The whole listing should be written out again exactly.
= = = = =
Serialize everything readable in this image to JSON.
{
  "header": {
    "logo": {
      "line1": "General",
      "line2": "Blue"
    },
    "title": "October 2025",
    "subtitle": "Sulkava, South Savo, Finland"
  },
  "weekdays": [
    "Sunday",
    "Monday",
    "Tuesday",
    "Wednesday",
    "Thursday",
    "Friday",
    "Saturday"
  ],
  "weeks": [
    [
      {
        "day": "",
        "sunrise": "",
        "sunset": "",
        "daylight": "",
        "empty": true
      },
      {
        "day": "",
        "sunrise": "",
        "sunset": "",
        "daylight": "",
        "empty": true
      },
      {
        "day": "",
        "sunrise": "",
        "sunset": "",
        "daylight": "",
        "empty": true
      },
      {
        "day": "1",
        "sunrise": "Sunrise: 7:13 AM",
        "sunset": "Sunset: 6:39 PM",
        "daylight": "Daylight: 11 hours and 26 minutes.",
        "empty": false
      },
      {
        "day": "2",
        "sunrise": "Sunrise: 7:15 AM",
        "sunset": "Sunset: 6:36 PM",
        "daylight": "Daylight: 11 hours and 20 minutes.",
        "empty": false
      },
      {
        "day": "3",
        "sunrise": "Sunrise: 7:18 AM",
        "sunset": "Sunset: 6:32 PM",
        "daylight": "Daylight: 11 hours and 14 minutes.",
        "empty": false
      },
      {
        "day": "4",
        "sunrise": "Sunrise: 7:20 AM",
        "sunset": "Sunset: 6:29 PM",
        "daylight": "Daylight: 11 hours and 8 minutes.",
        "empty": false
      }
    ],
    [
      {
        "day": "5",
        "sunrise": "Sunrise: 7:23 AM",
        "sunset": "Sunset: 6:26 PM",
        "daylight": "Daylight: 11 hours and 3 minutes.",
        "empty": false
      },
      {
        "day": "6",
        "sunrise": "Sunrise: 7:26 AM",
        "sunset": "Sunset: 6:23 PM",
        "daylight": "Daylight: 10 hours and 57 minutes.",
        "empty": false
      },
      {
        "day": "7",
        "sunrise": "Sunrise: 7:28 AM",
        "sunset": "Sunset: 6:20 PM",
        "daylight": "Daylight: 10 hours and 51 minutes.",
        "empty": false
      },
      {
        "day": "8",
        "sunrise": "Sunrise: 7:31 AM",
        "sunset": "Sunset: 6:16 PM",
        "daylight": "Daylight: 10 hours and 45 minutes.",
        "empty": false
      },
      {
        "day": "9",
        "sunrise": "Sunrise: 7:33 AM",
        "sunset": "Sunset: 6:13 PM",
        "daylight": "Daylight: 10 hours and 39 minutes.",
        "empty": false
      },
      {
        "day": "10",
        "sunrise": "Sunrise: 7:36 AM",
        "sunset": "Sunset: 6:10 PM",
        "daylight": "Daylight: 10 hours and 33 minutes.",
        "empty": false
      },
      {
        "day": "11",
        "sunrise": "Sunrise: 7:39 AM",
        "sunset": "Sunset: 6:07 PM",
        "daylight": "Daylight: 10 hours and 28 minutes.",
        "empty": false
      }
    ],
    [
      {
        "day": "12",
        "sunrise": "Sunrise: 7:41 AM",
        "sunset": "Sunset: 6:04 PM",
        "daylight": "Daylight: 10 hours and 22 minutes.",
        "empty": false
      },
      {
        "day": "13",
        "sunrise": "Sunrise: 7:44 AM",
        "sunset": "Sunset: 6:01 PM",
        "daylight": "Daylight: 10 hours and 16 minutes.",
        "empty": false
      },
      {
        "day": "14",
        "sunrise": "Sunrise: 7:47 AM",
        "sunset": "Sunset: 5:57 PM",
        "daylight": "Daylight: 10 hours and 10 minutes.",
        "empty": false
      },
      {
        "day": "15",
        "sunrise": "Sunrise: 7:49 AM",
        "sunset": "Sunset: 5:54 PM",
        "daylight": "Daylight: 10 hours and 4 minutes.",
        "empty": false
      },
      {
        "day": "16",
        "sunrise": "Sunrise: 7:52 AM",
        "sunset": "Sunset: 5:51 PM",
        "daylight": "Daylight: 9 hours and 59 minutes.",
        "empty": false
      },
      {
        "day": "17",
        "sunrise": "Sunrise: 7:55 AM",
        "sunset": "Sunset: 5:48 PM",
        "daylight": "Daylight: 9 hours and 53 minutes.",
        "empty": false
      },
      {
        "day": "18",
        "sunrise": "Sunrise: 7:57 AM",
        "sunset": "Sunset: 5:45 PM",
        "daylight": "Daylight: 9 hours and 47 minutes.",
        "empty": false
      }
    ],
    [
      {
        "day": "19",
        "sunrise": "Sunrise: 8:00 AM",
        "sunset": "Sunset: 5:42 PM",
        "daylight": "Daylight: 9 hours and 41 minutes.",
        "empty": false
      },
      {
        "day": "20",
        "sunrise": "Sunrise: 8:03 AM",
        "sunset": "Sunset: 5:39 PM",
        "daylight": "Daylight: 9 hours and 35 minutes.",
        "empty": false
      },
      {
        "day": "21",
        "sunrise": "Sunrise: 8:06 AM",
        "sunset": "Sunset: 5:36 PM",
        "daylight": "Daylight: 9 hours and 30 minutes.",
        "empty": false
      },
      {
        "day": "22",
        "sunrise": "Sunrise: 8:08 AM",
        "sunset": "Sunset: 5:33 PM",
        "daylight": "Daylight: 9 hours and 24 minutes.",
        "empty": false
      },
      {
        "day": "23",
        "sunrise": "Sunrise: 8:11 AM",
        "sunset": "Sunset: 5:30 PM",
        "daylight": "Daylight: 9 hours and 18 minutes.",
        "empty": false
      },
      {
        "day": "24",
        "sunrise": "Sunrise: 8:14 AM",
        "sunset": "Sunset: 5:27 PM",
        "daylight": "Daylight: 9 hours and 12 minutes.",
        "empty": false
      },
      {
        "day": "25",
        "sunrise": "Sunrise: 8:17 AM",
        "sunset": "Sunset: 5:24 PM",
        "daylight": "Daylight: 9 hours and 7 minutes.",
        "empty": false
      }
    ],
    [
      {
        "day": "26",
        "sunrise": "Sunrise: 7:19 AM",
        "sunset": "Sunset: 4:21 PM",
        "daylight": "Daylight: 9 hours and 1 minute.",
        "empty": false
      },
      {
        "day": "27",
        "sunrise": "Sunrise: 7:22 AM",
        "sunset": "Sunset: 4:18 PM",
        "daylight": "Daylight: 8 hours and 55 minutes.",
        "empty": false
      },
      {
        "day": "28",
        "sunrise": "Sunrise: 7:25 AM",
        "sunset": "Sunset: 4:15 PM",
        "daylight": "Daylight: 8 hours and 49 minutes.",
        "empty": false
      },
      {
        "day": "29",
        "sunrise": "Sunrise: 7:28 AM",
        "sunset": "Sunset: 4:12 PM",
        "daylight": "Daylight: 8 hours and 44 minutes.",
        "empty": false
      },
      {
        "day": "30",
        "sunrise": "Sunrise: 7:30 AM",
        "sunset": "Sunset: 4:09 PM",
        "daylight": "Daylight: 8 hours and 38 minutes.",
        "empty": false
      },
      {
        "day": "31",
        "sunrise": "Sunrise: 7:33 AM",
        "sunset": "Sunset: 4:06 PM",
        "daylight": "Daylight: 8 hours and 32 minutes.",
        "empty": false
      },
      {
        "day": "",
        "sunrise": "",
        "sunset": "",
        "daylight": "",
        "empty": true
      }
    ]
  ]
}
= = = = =
### Finished task
Serialize everything readable in this image to JSON.
{
  "header": {
    "logo": {
      "line1": "General",
      "line2": "Blue"
    },
    "title": "October 2025",
    "subtitle": "Sulkava, South Savo, Finland"
  },
  "weekdays": [
    "Sunday",
    "Monday",
    "Tuesday",
    "Wednesday",
    "Thursday",
    "Friday",
    "Saturday"
  ],
  "weeks": [
    [
      {
        "day": "",
        "sunrise": "",
        "sunset": "",
        "daylight": "",
        "empty": true
      },
      {
        "day": "",
        "sunrise": "",
        "sunset": "",
        "daylight": "",
        "empty": true
      },
      {
        "day": "",
        "sunrise": "",
        "sunset": "",
        "daylight": "",
        "empty": true
      },
      {
        "day": "1",
        "sunrise": "Sunrise: 7:13 AM",
        "sunset": "Sunset: 6:39 PM",
        "daylight": "Daylight: 11 hours and 26 minutes.",
        "empty": false
      },
      {
        "day": "2",
        "sunrise": "Sunrise: 7:15 AM",
        "sunset": "Sunset: 6:36 PM",
        "daylight": "Daylight: 11 hours and 20 minutes.",
        "empty": false
      },
      {
        "day": "3",
        "sunrise": "Sunrise: 7:18 AM",
        "sunset": "Sunset: 6:32 PM",
        "daylight": "Daylight: 11 hours and 14 minutes.",
        "empty": false
      },
      {
        "day": "4",
        "sunrise": "Sunrise: 7:20 AM",
        "sunset": "Sunset: 6:29 PM",
        "daylight": "Daylight: 11 hours and 8 minutes.",
        "empty": false
      }
    ],
    [
      {
        "day": "5",
        "sunrise": "Sunrise: 7:23 AM",
        "sunset": "Sunset: 6:26 PM",
        "daylight": "Daylight: 11 hours and 3 minutes.",
        "empty": false
      },
      {
        "day": "6",
        "sunrise": "Sunrise: 7:26 AM",
        "sunset": "Sunset: 6:23 PM",
        "daylight": "Daylight: 10 hours and 57 minutes.",
        "empty": false
      },
      {
        "day": "7",
        "sunrise": "Sunrise: 7:28 AM",
        "sunset": "Sunset: 6:20 PM",
        "daylight": "Daylight: 10 hours and 51 minutes.",
        "empty": false
      },
      {
        "day": "8",
        "sunrise": "Sunrise: 7:31 AM",
        "sunset": "Sunset: 6:16 PM",
        "daylight": "Daylight: 10 hours and 45 minutes.",
        "empty": false
      },
      {
        "day": "9",
        "sunrise": "Sunrise: 7:33 AM",
        "sunset": "Sunset: 6:13 PM",
        "daylight": "Daylight: 10 hours and 39 minutes.",
        "empty": false
      },
      {
        "day": "10",
        "sunrise": "Sunrise: 7:36 AM",
        "sunset": "Sunset: 6:10 PM",
        "daylight": "Daylight: 10 hours and 33 minutes.",
        "empty": false
      },
      {
        "day": "11",
        "sunrise": "Sunrise: 7:39 AM",
        "sunset": "Sunset: 6:07 PM",
        "daylight": "Daylight: 10 hours and 28 minutes.",
        "empty": false
      }
    ],
    [
      {
        "day": "12",
        "sunrise": "Sunrise: 7:41 AM",
        "sunset": "Sunset: 6:04 PM",
        "daylight": "Daylight: 10 hours and 22 minutes.",
        "empty": false
      },
      {
        "day": "13",
        "sunrise": "Sunrise: 7:44 AM",
        "sunset": "Sunset: 6:01 PM",
        "daylight": "Daylight: 10 hours and 16 minutes.",
        "empty": false
      },
      {
        "day": "14",
        "sunrise": "Sunrise: 7:47 AM",
        "sunset": "Sunset: 5:57 PM",
        "daylight": "Daylight: 10 hours and 10 minutes.",
        "empty": false
      },
      {
        "day": "15",
        "sunrise": "Sunrise: 7:49 AM",
        "sunset": "Sunset: 5:54 PM",
        "daylight": "Daylight: 10 hours and 4 minutes.",
        "empty": false
      },
      {
        "day": "16",
        "sunrise": "Sunrise: 7:52 AM",
        "sunset": "Sunset: 5:51 PM",
        "daylight": "Daylight: 9 hours and 59 minutes.",
        "empty": false
      },
      {
        "day": "17",
        "sunrise": "Sunrise: 7:55 AM",
        "sunset": "Sunset: 5:48 PM",
        "daylight": "Daylight: 9 hours and 53 minutes.",
        "empty": false
      },
      {
        "day": "18",
        "sunrise": "Sunrise: 7:57 AM",
        "sunset": "Sunset: 5:45 PM",
        "daylight": "Daylight: 9 hours and 47 minutes.",
        "empty": false
      }
    ],
    [
      {
        "day": "19",
        "sunrise": "Sunrise: 8:00 AM",
        "sunset": "Sunset: 5:42 PM",
        "daylight": "Daylight: 9 hours and 41 minutes.",
        "empty": false
      },
      {
        "day": "20",
        "sunrise": "Sunrise: 8:03 AM",
        "sunset": "Sunset: 5:39 PM",
        "daylight": "Daylight: 9 hours and 35 minutes.",
        "empty": false
      },
      {
        "day": "21",
        "sunrise": "Sunrise: 8:06 AM",
        "sunset": "Sunset: 5:36 PM",
        "daylight": "Daylight: 9 hours and 30 minutes.",
        "empty": false
      },
      {
        "day": "22",
        "sunrise": "Sunrise: 8:08 AM",
        "sunset": "Sunset: 5:33 PM",
        "daylight": "Daylight: 9 hours and 24 minutes.",
        "empty": false
      },
      {
        "day": "23",
        "sunrise": "Sunrise: 8:11 AM",
        "sunset": "Sunset: 5:30 PM",
        "daylight": "Daylight: 9 hours and 18 minutes.",
        "empty": false
      },
      {
        "day": "24",
        "sunrise": "Sunrise: 8:14 AM",
        "sunset": "Sunset: 5:27 PM",
        "daylight": "Daylight: 9 hours and 12 minutes.",
        "empty": false
      },
      {
        "day": "25",
        "sunrise": "Sunrise: 8:17 AM",
        "sunset": "Sunset: 5:24 PM",
        "daylight": "Daylight: 9 hours and 7 minutes.",
        "empty": false
      }
    ],
    [
      {
        "day": "26",
        "sunrise": "Sunrise: 7:19 AM",
        "sunset": "Sunset: 4:21 PM",
        "daylight": "Daylight: 9 hours and 1 minute.",
        "empty": false
      },
      {
        "day": "27",
        "sunrise": "Sunrise: 7:22 AM",
        "sunset": "Sunset: 4:18 PM",
        "daylight": "Daylight: 8 hours and 55 minutes.",
        "empty": false
      },
      {
        "day": "28",
        "sunrise": "Sunrise: 7:25 AM",
        "sunset": "Sunset: 4:15 PM",
        "daylight": "Daylight: 8 hours and 49 minutes.",
        "empty": false
      },
      {
        "day": "29",
        "sunrise": "Sunrise: 7:28 AM",
        "sunset": "Sunset: 4:12 PM",
        "daylight": "Daylight: 8 hours and 44 minutes.",
        "empty": false
      },
      {
        "day": "30",
        "sunrise": "Sunrise: 7:30 AM",
        "sunset": "Sunset: 4:09 PM",
        "daylight": "Daylight: 8 hours and 38 minutes.",
        "empty": false
      },
      {
        "day": "31",
        "sunrise": "Sunrise: 7:33 AM",
        "sunset": "Sunset: 4:06 PM",
        "daylight": "Daylight: 8 hours and 32 minutes.",
        "empty": false
      },
      {
        "day": "",
        "sunrise": "",
        "sunset": "",
        "daylight": "",
        "empty": true
      }
    ]
  ]
}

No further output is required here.